Alan, his five-year-old brother Ghalib Kurdi and their mother, Rehanna, died in an unsuccessful attempt to reach Europe by boat. Images of the child lying face down in the surf and those of a Turkish police officer cradling his body, resonated across the globe. The father, Abdullah, survived.
A Canadian connection to the child rocked the campaign, forcing the Conservatives to cancel events and regroup, while largely overshadowing the campaigning of the NDP and Liberals.
Fin Donnelly, who is running for re-election in Port Moody-Coquitlam for the New Democrats, said he delivered a letter in March to Immigration Minister Chris Alexander on behalf of Abdullah’s sister, Tima Kurdi, who lives in the Vancouver area.

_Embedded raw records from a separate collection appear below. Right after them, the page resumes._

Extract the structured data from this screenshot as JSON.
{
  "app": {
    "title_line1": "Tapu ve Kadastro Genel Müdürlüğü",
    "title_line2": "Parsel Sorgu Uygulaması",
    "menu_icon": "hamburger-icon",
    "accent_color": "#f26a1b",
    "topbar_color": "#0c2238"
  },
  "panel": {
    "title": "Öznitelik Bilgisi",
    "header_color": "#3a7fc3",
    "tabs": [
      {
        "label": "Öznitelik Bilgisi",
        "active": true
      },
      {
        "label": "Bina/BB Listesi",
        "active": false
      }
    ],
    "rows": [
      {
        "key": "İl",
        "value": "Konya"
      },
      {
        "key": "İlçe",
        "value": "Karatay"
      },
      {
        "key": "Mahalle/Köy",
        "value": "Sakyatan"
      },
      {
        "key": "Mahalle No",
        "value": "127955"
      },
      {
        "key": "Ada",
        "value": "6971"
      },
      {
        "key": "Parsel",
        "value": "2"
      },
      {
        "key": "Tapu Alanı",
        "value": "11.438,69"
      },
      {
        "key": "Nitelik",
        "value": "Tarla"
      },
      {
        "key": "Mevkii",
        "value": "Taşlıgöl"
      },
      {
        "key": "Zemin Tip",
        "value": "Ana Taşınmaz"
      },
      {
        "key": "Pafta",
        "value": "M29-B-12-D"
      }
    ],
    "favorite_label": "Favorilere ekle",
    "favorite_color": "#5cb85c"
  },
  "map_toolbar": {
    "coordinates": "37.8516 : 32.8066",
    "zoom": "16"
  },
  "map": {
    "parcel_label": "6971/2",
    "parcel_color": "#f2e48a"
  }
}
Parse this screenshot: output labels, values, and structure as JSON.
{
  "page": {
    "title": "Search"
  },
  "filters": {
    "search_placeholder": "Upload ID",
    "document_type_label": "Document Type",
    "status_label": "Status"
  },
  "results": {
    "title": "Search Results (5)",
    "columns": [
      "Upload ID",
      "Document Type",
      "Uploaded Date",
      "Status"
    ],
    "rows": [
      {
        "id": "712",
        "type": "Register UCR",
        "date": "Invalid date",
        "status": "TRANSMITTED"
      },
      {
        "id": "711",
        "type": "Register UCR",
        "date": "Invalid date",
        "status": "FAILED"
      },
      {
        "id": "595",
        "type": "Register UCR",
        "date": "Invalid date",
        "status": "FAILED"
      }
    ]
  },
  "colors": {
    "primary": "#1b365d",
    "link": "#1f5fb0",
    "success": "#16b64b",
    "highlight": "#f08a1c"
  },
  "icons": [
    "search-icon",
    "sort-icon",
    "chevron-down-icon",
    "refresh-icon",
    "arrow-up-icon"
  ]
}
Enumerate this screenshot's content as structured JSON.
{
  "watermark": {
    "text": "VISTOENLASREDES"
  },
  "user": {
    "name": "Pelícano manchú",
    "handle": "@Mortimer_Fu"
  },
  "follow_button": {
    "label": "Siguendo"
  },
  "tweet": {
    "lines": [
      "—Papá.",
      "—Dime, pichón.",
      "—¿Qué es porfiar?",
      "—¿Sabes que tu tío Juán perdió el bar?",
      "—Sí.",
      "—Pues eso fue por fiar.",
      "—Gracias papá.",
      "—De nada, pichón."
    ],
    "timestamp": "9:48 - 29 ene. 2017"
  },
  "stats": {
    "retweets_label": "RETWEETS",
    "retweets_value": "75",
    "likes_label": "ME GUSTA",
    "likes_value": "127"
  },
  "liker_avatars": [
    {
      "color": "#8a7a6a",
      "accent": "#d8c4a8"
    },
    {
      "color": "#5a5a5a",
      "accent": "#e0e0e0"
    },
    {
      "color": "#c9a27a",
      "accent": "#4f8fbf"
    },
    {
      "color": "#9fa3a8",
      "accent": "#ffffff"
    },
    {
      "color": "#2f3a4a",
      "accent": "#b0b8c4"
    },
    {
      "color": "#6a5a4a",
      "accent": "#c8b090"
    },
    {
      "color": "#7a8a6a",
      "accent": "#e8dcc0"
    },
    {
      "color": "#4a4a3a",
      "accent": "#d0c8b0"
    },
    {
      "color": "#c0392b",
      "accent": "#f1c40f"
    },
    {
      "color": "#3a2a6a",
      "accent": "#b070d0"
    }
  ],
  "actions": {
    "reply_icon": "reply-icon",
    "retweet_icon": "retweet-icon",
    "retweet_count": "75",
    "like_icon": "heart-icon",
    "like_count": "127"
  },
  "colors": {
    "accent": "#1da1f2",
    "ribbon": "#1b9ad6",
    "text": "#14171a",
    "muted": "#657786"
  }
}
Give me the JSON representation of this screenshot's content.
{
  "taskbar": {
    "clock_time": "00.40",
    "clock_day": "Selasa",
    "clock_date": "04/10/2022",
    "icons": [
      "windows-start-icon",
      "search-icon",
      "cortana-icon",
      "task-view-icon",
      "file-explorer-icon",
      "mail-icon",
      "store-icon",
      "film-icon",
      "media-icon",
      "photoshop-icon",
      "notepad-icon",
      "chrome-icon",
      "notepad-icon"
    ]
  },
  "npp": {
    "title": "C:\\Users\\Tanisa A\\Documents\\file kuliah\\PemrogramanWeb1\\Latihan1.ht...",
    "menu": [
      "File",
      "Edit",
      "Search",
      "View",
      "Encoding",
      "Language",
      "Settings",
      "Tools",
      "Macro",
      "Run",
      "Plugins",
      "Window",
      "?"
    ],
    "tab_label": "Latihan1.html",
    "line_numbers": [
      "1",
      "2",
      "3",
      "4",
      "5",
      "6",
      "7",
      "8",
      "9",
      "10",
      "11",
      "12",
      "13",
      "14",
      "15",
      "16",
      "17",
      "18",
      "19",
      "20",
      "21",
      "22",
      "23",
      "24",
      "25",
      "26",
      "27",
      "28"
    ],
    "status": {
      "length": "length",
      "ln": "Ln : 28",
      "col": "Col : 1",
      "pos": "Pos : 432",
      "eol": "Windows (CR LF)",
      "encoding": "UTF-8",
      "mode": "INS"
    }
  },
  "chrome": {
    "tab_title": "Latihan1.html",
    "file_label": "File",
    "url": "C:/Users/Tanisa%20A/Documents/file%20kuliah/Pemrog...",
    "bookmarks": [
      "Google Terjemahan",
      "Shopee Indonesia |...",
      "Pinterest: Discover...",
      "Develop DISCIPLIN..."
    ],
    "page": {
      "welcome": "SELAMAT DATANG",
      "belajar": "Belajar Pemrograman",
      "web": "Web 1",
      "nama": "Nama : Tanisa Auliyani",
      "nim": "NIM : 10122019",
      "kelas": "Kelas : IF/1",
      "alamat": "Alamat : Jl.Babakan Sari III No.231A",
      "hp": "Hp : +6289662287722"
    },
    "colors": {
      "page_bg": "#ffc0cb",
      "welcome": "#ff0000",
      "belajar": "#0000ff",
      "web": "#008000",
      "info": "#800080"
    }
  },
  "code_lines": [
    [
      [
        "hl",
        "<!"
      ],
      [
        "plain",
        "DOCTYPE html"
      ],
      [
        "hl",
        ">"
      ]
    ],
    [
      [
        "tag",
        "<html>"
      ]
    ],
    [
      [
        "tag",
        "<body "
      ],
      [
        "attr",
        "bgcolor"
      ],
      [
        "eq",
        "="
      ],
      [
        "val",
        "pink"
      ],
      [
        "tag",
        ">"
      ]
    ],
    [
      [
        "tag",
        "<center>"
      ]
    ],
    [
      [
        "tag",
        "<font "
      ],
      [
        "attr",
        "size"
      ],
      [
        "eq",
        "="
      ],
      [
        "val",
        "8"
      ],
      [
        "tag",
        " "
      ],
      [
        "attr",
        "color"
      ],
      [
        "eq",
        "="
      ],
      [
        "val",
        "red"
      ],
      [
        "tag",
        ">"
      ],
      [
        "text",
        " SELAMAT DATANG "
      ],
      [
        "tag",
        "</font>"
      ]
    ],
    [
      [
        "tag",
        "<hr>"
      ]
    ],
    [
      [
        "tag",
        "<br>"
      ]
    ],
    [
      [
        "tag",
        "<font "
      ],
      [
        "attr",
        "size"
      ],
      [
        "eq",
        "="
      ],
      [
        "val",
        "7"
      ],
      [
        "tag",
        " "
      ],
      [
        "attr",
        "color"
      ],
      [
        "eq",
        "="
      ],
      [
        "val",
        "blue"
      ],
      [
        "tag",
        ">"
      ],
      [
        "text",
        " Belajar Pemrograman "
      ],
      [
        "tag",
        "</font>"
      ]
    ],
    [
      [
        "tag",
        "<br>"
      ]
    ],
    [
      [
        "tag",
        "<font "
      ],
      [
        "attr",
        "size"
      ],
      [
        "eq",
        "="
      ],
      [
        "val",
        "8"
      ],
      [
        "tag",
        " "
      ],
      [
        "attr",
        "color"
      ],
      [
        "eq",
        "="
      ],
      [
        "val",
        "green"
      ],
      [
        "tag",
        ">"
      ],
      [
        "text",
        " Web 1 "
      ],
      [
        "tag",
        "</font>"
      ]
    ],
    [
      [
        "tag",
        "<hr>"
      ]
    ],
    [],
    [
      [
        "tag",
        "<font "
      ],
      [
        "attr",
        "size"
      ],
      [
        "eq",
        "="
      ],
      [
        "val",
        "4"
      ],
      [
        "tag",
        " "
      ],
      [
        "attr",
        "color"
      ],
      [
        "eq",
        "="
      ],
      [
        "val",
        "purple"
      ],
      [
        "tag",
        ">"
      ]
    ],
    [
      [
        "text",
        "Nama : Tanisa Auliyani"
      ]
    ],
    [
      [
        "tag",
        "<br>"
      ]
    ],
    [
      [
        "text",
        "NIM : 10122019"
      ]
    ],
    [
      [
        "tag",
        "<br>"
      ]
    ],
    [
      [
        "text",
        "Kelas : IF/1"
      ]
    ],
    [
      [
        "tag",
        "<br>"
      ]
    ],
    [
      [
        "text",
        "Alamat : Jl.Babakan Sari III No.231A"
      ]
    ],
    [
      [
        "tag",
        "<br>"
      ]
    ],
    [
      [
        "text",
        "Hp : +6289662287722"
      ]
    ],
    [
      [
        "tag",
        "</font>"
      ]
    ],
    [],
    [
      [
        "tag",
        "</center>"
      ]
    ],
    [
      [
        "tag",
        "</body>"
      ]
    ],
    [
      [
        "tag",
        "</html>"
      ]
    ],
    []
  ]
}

She held a tearful news conference to say she sought to bring another brother, Mohammed, to Canada and planned to bring Abdullah and his family here later.
Citizenship and Immigration Canada said it did not get a refugee application for Abdullah. It did, however, receive an application for Mohammed, but said it was incomplete and did not meet the requirements for proof of refugee status.
It was all enough to personalize the human suffering that has hammered the Middle East for four years, resulting in the epic, seaborne refugee exodus lapping at Europe’s shores.
Alexander was pulled off the campaign trail and returned to his Ottawa office to address the crisis. A news conference by his cabinet predecessor, Jason Kenney, was abruptly cancelled. And Stephen Harper himself decided it was not the right day to make an announcement on light rail in Surrey, B.C.
The Conservative leader had tears in his eyes as recalled how he and his wife, Laureen, first saw the tragic photo on the Internet the previous evening and how it evoked images of their own son, Ben, frolicking at that age.
Harper quickly moved beyond the sentimental, saying the sad incident underscored the need to continue the military fight against the Islamic militants that are the root cause of the suffering in Syria and Iraq.
“We have to do everything. I think that is the reaction people should have. … We had the same reaction, Laureen and I, as everybody else when we see the photo — it’s heart-wrenching, it brings you right to your own family,” the prime minister said in Surrey, B.C.
Harper said the problem is bigger than one tragedy, saying he’s seen tens of thousands of people affected by the ongoing violence in refugee camps in Iraq and Jordan.
He said Canada will admit more refugees from the region, but must also continue to stand with its allies in the fight against the extremists who are forcing people to flee their homes. He said Canada must stay the course, both militarily and by providing humanitarian aid to those affected by the continuing violence.
“We need to help people who are actually there and can’t get away. And part of the way we need to help them is to stop the awful violence that is being directed at them, displacing them and killing them.”
Canada has contributed six CF-18 fighter jets and 69 special forces soldiers training Kurdish fighters to the international coalition fighting the Islamic State of Iraq and the Levant. The war planes are also bombing ISIL positions in Syria.
NDP Leader Tom Mulcair followed through with announcing a major plan to help Canadians save for their retirements, promising to convene a first ministers’ meeting to come up with a plan and a timetable for expanding the Canada and Quebec pension plans.
That was overshadowed by his response to the drownings, the images of which he said reminded him of the iconic Vietnam war photo of a naked, nine-year-old girl fleeing a napalm attack in 1972.
Choking back tears, Mulcair said that as a father and grandfather, he found the images “unbearable,” but he quickly recalibrated.
“Chris Alexander has a lot to answer for, but that’s not where we are right now. We’re worried about how we got here,” Mulcair said in Toronto.
“The international community has failed. Canada has failed.”
In Brossard, Que., Liberal Leader Justin Trudeau was continuing his efforts to shore up his party’s fortunes against the New Democrats by appearing with Montreal Mayor Denis Coderre for a promise to do away with a proposed toll system on a rebuilt Champlain Bridge.
But the Kurdi tragedy swamped that.
“You don’t get to suddenly discover compassion in the middle of an election campaign. You either have it or you don’t,” Trudeau said.
“This government has ignored these pleas of Canadian NGOs, of opposition parties and of the international community . . . all believe that Canada should be doing more, should have been doing more.”
Green party Leader Elizabeth May had planned to trumpet her party’s new television advertising, unveiled Thursday, but by day’s end she issued a statement blasting the Conservatives for their handling of the refugee crisis.
“We have dozens of cases just in my own constituency: people in Cyprus, in Turkey and Syria who urgently need help,” she said.
“Simply put, this situation is a nightmare.”